That's just fine with Stuart West of Menlo Park, Calif., who has been testing Ooma for six months. After an unexpected $250 mobile phone bill one month, he and his technology-averse wife began using their Ooma service for most calls.
"We had a baby a few months ago and spent a lot of time on the phone telling aunts and uncles and friends around the country all about our daughter," West said.
"Ooma worked flawlessly. The voice quality was great, and nobody knew we were using anything other than a regular phone line."
The Wests kept their land line, paying only for local service, mainly for its reliable 911 emergency calling, although Ooma also offers an enhanced 911 service similar to other VOIP providers. Their phone bill dropped by as much as $30 a month.
"It's nice to save a little bit of money," West said.
Andrew Frame, Ooma's founder and chief executive, said his company was trying to make the process simple and easy to understand, much as Skype did for those making their first Internet calls from computer headsets four years ago.
"There's a complexity barrier preventing people from going to VOIP," Frame said.
Analysts agree that even uncomplicated tasks, such as downloading Skype software or connecting ethernet cables and power cords required to use the service offered by Vonage, can be intimidating to many people.
Ooma may change that. All software is included in the hardware and it updates itself automatically.
"They've done a good job with packaging and instructions," analyst Monaghan said.
The company also provides plenty of bells and whistles in its effort to best the features that a regular land line offers.
It has voice mail that can deliver messages to an e-mail account, a "do not disturb" feature that routes all calls to voice mail, and an instant second line that allows someone else in the home to pick up an extension phone to receive or make a call. (A device to hook that extension into the Ooma system costs $40.)
But the price for the main hub is a major drawback, analysts say, and the company is expected to raise it to $599 next year.
"For a product that's supposed to save people money, it's expensive," said Stephan Beckert, research director at TeleGeography Inc., a research and consulting firm.
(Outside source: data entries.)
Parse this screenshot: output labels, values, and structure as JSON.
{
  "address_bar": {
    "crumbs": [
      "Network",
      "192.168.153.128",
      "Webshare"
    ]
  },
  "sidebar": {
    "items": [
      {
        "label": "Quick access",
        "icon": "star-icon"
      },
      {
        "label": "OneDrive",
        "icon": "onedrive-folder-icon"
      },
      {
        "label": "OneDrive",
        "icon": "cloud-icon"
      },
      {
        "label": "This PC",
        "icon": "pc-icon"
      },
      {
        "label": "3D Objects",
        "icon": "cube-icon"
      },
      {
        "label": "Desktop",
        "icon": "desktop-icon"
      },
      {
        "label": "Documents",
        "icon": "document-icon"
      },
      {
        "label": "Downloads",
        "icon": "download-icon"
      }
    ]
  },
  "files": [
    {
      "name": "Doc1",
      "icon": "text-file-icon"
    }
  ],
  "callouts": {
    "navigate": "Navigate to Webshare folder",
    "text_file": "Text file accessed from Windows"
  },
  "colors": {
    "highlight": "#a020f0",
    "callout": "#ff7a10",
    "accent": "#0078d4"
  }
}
Ooma has some unique advantages, analyst Elroy Jopling at Gartner Inc. says, but the price will have to come down.
"It may seem like you can recoup that in six months or a year," he said. "But will the consumer pay for it?"